Beginning in January of this year, Safe, along with Chief Master Sgt. Ronald Eckert, conducted a site visit to the area, sizing up the projects, materials, and manpower capacities needed to complete the two-week endeavor.
“We had a couple of CONUS (Contiguous United States) projects available to us, one in California and elsewhere, but we decided that coming to Yellowknife would allow us to build on the coattails from the Wing’s [Operational Group] deployment here a few months before,” Safe said.
The Yellowknife DFT allowed the 142nd CES to bring a full-range of professional trades. Since all the airmen have security clearances, they could work on a variety of projects at the JTFN Headquarters, including a full range of lighting repairs and upgrades, along with installing a new air conditioner unit, a building fuel tank and upgrades in the officer’s mess.
A second group of electricians took on two lighting projects at the 440th Squadron/Escadrille hangar. Upgrading the lighting in the main hangar allowed for more energy- efficient fixtures to be added and the unit’s flagpole to illuminate the Canadian and Royal Air Force Flags continuously.
For working in the PAB (Personnel Accommodations Building), plumbers and carpenters had to retrofit a dozen showers units, often scheduling them around the staff’s daily use of the bathrooms and other facilities.
“Finding the right balance of tradesmen is always the most difficult part when you need 30 members on these deployments,” Safe elaborated. “We never really know how long one project will take, or if we’ll have enough of one trade skill set or if all the supplies show up on time; everything has to come together in a two-week window.”
Yet one of the most challenging projects during the DFT was the Niven Lake Trail extension, where connecting two cutoff trails’ ends had to be tied together to complete the pathway.
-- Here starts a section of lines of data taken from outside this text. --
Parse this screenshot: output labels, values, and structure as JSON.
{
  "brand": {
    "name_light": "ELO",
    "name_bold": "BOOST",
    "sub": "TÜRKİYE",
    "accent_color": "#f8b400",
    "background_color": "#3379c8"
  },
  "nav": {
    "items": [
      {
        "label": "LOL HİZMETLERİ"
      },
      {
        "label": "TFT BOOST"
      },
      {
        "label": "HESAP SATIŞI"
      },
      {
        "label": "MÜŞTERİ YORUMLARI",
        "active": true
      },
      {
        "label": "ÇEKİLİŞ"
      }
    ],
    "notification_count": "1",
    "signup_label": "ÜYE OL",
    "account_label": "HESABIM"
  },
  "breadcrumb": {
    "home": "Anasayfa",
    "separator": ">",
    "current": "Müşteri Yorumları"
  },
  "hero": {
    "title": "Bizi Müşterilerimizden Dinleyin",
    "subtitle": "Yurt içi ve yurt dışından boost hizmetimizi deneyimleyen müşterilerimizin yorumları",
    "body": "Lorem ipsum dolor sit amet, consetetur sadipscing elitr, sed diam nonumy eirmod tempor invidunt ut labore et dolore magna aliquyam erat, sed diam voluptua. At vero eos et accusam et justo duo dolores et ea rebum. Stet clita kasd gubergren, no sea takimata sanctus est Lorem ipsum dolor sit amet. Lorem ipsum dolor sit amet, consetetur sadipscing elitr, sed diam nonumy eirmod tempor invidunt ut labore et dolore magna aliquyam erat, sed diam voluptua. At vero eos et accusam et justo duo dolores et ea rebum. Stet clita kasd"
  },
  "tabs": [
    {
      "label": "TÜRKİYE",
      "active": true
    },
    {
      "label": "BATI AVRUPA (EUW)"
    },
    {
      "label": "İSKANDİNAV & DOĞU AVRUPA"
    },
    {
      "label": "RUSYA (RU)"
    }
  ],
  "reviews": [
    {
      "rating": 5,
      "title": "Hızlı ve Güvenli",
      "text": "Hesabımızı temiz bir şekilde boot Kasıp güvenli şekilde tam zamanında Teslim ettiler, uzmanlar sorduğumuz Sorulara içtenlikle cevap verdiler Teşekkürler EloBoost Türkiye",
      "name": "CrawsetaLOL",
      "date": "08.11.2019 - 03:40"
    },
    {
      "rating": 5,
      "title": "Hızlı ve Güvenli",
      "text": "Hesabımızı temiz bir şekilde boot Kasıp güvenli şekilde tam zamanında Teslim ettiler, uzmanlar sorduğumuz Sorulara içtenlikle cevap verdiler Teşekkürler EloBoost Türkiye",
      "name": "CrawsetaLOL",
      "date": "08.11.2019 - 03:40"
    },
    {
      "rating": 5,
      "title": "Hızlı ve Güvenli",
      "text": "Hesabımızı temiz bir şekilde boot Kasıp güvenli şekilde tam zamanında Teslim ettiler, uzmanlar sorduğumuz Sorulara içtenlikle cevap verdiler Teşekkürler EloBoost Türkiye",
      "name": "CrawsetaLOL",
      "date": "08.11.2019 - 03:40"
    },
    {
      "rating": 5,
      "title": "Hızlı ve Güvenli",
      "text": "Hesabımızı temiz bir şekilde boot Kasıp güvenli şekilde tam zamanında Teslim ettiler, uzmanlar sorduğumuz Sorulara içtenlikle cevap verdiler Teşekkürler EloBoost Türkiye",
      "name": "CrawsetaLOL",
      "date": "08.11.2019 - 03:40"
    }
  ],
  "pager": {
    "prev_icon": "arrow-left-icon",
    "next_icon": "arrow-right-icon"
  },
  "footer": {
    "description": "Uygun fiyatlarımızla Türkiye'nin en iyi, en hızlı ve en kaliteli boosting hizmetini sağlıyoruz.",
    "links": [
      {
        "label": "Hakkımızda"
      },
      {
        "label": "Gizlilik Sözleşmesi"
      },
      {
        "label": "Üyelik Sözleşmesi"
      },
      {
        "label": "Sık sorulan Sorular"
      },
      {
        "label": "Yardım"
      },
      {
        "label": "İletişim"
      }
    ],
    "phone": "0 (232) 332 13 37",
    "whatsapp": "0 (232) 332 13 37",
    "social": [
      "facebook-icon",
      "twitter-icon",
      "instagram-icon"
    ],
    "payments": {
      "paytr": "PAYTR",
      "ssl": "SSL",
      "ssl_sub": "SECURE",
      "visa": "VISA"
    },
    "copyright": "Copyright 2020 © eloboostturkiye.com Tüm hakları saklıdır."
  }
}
The project required heavy equipment operators to work long hours, forming areas into the marsh, to create a user-friendlier route around larger rock formations.
After scouting the location, Chief Eckert estimated the trail would be around 600 to 800 feet in distance, but the terrain had hidden challenges. During the construction, trees needed to be cleared and extra materials were needed to fill the marsh, increasing the width and length of the trail when finished.
“It took almost the entire two-weeks to complete and was slightly over 1,000 feet in distance,” he said. “The biggest challenge was working with the size of equipment, and the further you go down the trail with materials, the distance also increases per trip.”
Adjustment took place as the pathway moved forward. Trees were cut and hauled away by CAF and CES airmen, while the route was slightly extended to keep the elevation consistent.
With over 22 years of experience as a heavy equipment operator, Eckert saved his praise for this project’s success on Senior Airman Andrew Wolf and Staff Sgt. Daniel Hagemier.
“I am really proud of those two guys; they worked long days and were so motivated to not only finish this trail for the community, but also do it right,” Eckert said. “For me, this is probably my eighth and most likely final DFT; it was a blast!”
On the last day of the deployment, the tired but content crew gathered for dinner and for accolades from local leadership at the PAB. Joining them was Yellowknife Mayor Mark Heyck.
“The Niven Lake Trail is a very proud part of the overall trail system in Yellowknife,” Heyck emphasized to the city’s desired outcome with the extension. “Accessibility is a high priority for the citizens of ours who may have trouble getting around on the conventional trail system.”
“We are very grateful for the contribution that you made in our community, and for the continued service you have given back to your country and other countries around the world.”